Facing a growing demand for services and nearly $500,000 in school spending requests, West Tisbury selectmen will ask voters for a Proposition 2 1/2 general override to ease pressure on the town budget this year.

Although a precise amount has not been decided, selectmen said at a recent meeting they were looking at an override of about $200,000.

The amount will be determined by the town financial management team of town administrator Jennifer Rand, finance director Bruce Stone and treasurer/collector Kathy Stone.

Presenting a financial overview to the board earlier this month, Mr. Stone cited a number of budgetary forces putting pressure on the town’s tax levy, which he projects will grow to $19.2 million in fiscal year 2022 from $17.4 million in the current fiscal year.

“The up-Island regional school assessment is up 4.4 per cent, which . . . has a significant impact,” Mr. Stone said.

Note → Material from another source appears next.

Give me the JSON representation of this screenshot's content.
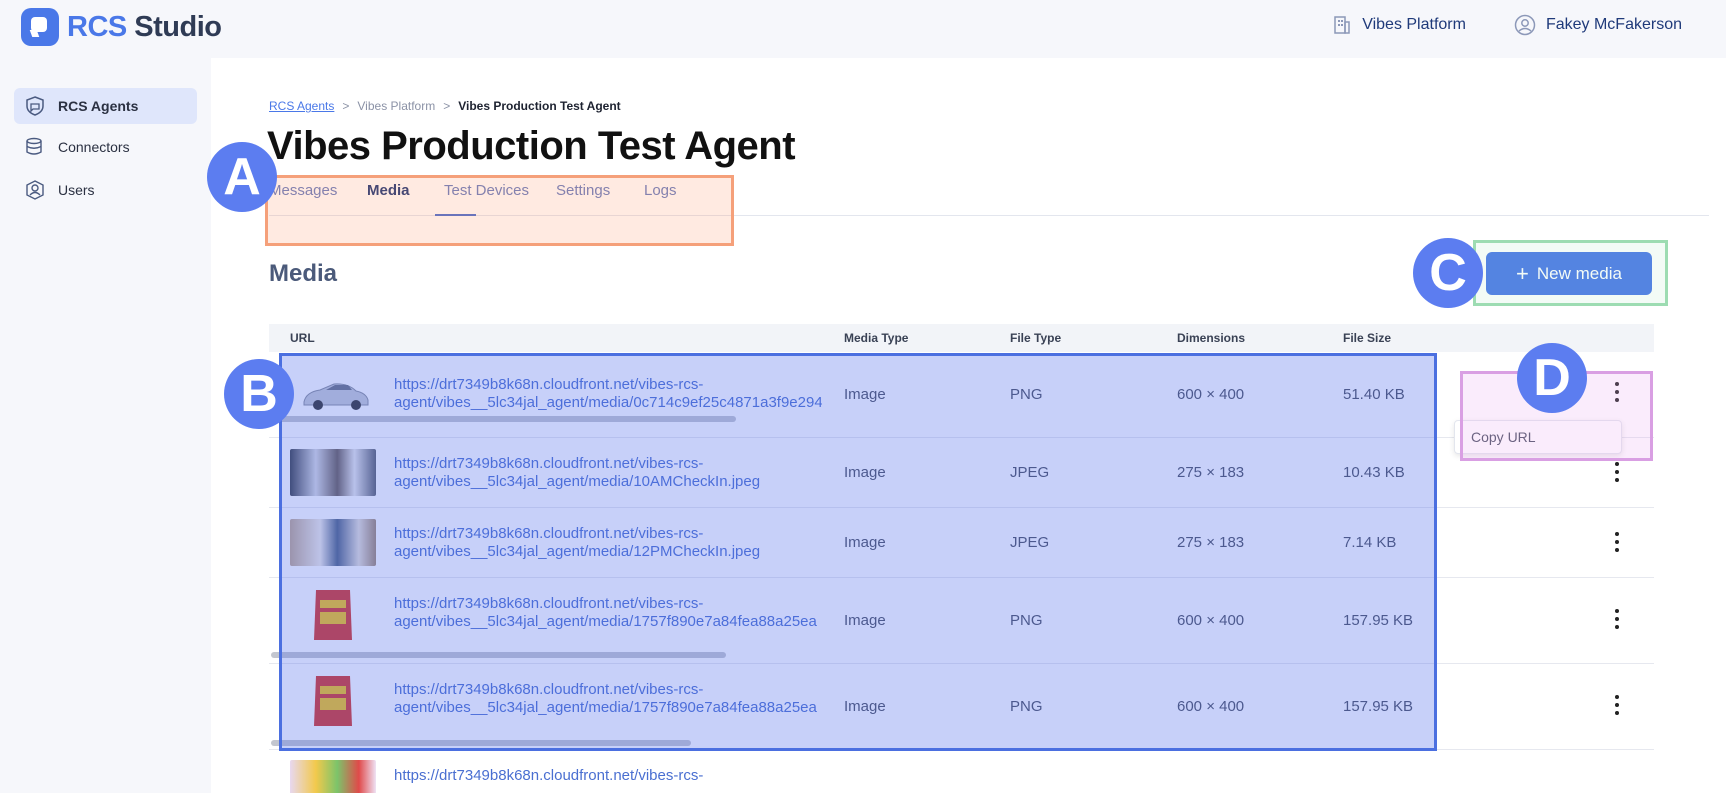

Health insurance for town employees is projected to increase as well, Mr. Stone said, and employment costs will also rise with the hiring of a new fire chief and the addition of two new year-round positions, a highway-cemetery department worker and an assistant health agent.

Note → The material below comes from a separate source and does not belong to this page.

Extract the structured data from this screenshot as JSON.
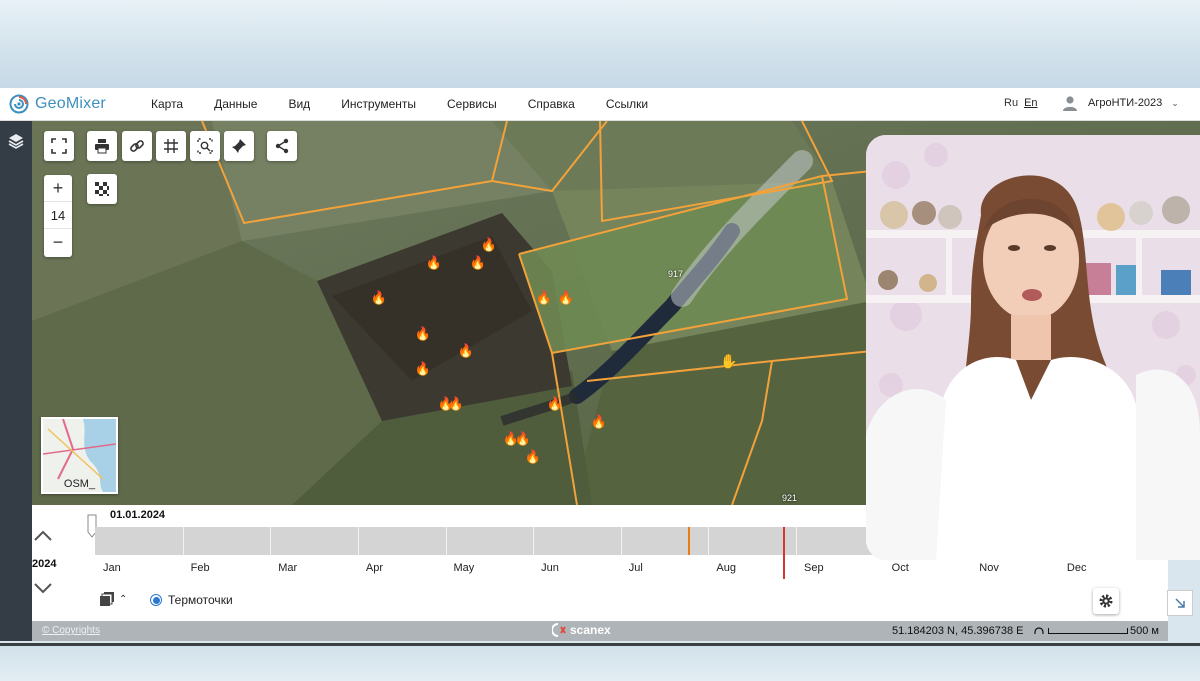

Unforeseen warrant articles from the West Tisbury School, Chilmark School and regional high school, including a $257,600 article for roofing at the West Tisbury School, represent another strain on the budget, Mr. Stone said.

“All the school capital articles add up to almost 500,000,” he said. “It will have an impact.”

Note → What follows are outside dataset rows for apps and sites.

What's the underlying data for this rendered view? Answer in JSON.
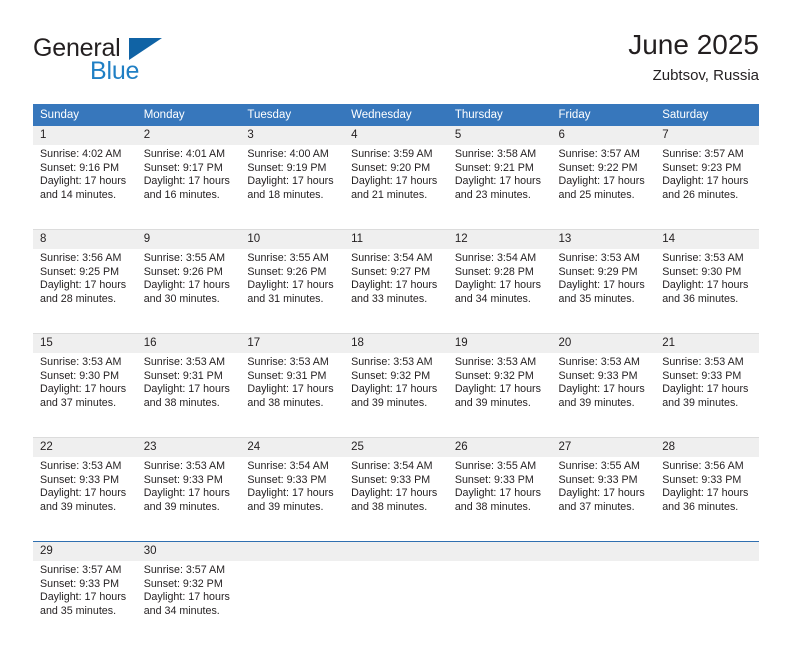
{
  "brand": {
    "name_part1": "General",
    "name_part2": "Blue",
    "logo_icon": "triangle-logo-icon"
  },
  "header": {
    "title": "June 2025",
    "location": "Zubtsov, Russia"
  },
  "colors": {
    "header_blue": "#3777bc",
    "brand_blue": "#1f7fc4",
    "logo_blue": "#1063a5",
    "daynum_band": "#efefef",
    "separator": "#dcdcdc",
    "last_separator": "#2f6fb0",
    "text": "#231f20"
  },
  "weekdays": [
    "Sunday",
    "Monday",
    "Tuesday",
    "Wednesday",
    "Thursday",
    "Friday",
    "Saturday"
  ],
  "weeks": [
    [
      {
        "day": "1",
        "sunrise": "Sunrise: 4:02 AM",
        "sunset": "Sunset: 9:16 PM",
        "daylight1": "Daylight: 17 hours",
        "daylight2": "and 14 minutes."
      },
      {
        "day": "2",
        "sunrise": "Sunrise: 4:01 AM",
        "sunset": "Sunset: 9:17 PM",
        "daylight1": "Daylight: 17 hours",
        "daylight2": "and 16 minutes."
      },
      {
        "day": "3",
        "sunrise": "Sunrise: 4:00 AM",
        "sunset": "Sunset: 9:19 PM",
        "daylight1": "Daylight: 17 hours",
        "daylight2": "and 18 minutes."
      },
      {
        "day": "4",
        "sunrise": "Sunrise: 3:59 AM",
        "sunset": "Sunset: 9:20 PM",
        "daylight1": "Daylight: 17 hours",
        "daylight2": "and 21 minutes."
      },
      {
        "day": "5",
        "sunrise": "Sunrise: 3:58 AM",
        "sunset": "Sunset: 9:21 PM",
        "daylight1": "Daylight: 17 hours",
        "daylight2": "and 23 minutes."
      },
      {
        "day": "6",
        "sunrise": "Sunrise: 3:57 AM",
        "sunset": "Sunset: 9:22 PM",
        "daylight1": "Daylight: 17 hours",
        "daylight2": "and 25 minutes."
      },
      {
        "day": "7",
        "sunrise": "Sunrise: 3:57 AM",
        "sunset": "Sunset: 9:23 PM",
        "daylight1": "Daylight: 17 hours",
        "daylight2": "and 26 minutes."
      }
    ],
    [
      {
        "day": "8",
        "sunrise": "Sunrise: 3:56 AM",
        "sunset": "Sunset: 9:25 PM",
        "daylight1": "Daylight: 17 hours",
        "daylight2": "and 28 minutes."
      },
      {
        "day": "9",
        "sunrise": "Sunrise: 3:55 AM",
        "sunset": "Sunset: 9:26 PM",
        "daylight1": "Daylight: 17 hours",
        "daylight2": "and 30 minutes."
      },
      {
        "day": "10",
        "sunrise": "Sunrise: 3:55 AM",
        "sunset": "Sunset: 9:26 PM",
        "daylight1": "Daylight: 17 hours",
        "daylight2": "and 31 minutes."
      },
      {
        "day": "11",
        "sunrise": "Sunrise: 3:54 AM",
        "sunset": "Sunset: 9:27 PM",
        "daylight1": "Daylight: 17 hours",
        "daylight2": "and 33 minutes."
      },
      {
        "day": "12",
        "sunrise": "Sunrise: 3:54 AM",
        "sunset": "Sunset: 9:28 PM",
        "daylight1": "Daylight: 17 hours",
        "daylight2": "and 34 minutes."
      },
      {
        "day": "13",
        "sunrise": "Sunrise: 3:53 AM",
        "sunset": "Sunset: 9:29 PM",
        "daylight1": "Daylight: 17 hours",
        "daylight2": "and 35 minutes."
      },
      {
        "day": "14",
        "sunrise": "Sunrise: 3:53 AM",
        "sunset": "Sunset: 9:30 PM",
        "daylight1": "Daylight: 17 hours",
        "daylight2": "and 36 minutes."
      }
    ],
    [
      {
        "day": "15",
        "sunrise": "Sunrise: 3:53 AM",
        "sunset": "Sunset: 9:30 PM",
        "daylight1": "Daylight: 17 hours",
        "daylight2": "and 37 minutes."
      },
      {
        "day": "16",
        "sunrise": "Sunrise: 3:53 AM",
        "sunset": "Sunset: 9:31 PM",
        "daylight1": "Daylight: 17 hours",
        "daylight2": "and 38 minutes."
      },
      {
        "day": "17",
        "sunrise": "Sunrise: 3:53 AM",
        "sunset": "Sunset: 9:31 PM",
        "daylight1": "Daylight: 17 hours",
        "daylight2": "and 38 minutes."
      },
      {
        "day": "18",
        "sunrise": "Sunrise: 3:53 AM",
        "sunset": "Sunset: 9:32 PM",
        "daylight1": "Daylight: 17 hours",
        "daylight2": "and 39 minutes."
      },
      {
        "day": "19",
        "sunrise": "Sunrise: 3:53 AM",
        "sunset": "Sunset: 9:32 PM",
        "daylight1": "Daylight: 17 hours",
        "daylight2": "and 39 minutes."
      },
      {
        "day": "20",
        "sunrise": "Sunrise: 3:53 AM",
        "sunset": "Sunset: 9:33 PM",
        "daylight1": "Daylight: 17 hours",
        "daylight2": "and 39 minutes."
      },
      {
        "day": "21",
        "sunrise": "Sunrise: 3:53 AM",
        "sunset": "Sunset: 9:33 PM",
        "daylight1": "Daylight: 17 hours",
        "daylight2": "and 39 minutes."
      }
    ],
    [
      {
        "day": "22",
        "sunrise": "Sunrise: 3:53 AM",
        "sunset": "Sunset: 9:33 PM",
        "daylight1": "Daylight: 17 hours",
        "daylight2": "and 39 minutes."
      },
      {
        "day": "23",
        "sunrise": "Sunrise: 3:53 AM",
        "sunset": "Sunset: 9:33 PM",
        "daylight1": "Daylight: 17 hours",
        "daylight2": "and 39 minutes."
      },
      {
        "day": "24",
        "sunrise": "Sunrise: 3:54 AM",
        "sunset": "Sunset: 9:33 PM",
        "daylight1": "Daylight: 17 hours",
        "daylight2": "and 39 minutes."
      },
      {
        "day": "25",
        "sunrise": "Sunrise: 3:54 AM",
        "sunset": "Sunset: 9:33 PM",
        "daylight1": "Daylight: 17 hours",
        "daylight2": "and 38 minutes."
      },
      {
        "day": "26",
        "sunrise": "Sunrise: 3:55 AM",
        "sunset": "Sunset: 9:33 PM",
        "daylight1": "Daylight: 17 hours",
        "daylight2": "and 38 minutes."
      },
      {
        "day": "27",
        "sunrise": "Sunrise: 3:55 AM",
        "sunset": "Sunset: 9:33 PM",
        "daylight1": "Daylight: 17 hours",
        "daylight2": "and 37 minutes."
      },
      {
        "day": "28",
        "sunrise": "Sunrise: 3:56 AM",
        "sunset": "Sunset: 9:33 PM",
        "daylight1": "Daylight: 17 hours",
        "daylight2": "and 36 minutes."
      }
    ],
    [
      {
        "day": "29",
        "sunrise": "Sunrise: 3:57 AM",
        "sunset": "Sunset: 9:33 PM",
        "daylight1": "Daylight: 17 hours",
        "daylight2": "and 35 minutes."
      },
      {
        "day": "30",
        "sunrise": "Sunrise: 3:57 AM",
        "sunset": "Sunset: 9:32 PM",
        "daylight1": "Daylight: 17 hours",
        "daylight2": "and 34 minutes."
      },
      null,
      null,
      null,
      null,
      null
    ]
  ]
}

Even if West Tisbury were to throw in all of its free cash, and skip its usual contributions to stabilization funds for future repairs to town roads and buildings, there would still be a budget gap of close to $300,000, Mr. Stone said.

Ms. Rand said the town has grown to the point that its budget needs to increase beyond the annual 2.5 per cent that Prop. 2 1/2 allows without an override. Not to ask for one this year, she said, would be simply postponing the inevitable.

“We think of ourselves as the small town of West Tisbury, but we’re a $19 million corporation at this point, when you get right down to it. It takes a lot to run a town,” Ms. Rand said. 

“Our capacity now is absolutely strained to its limit, and there’s no reason to believe that this is the bad year and next year is a good year. We don’t know that next year we will not get yet another half million dollars in requests from the schools.

“The budget . . . is not going to get smaller.”

The West Tisbury town election is April 15. The annual town meeting is May 18.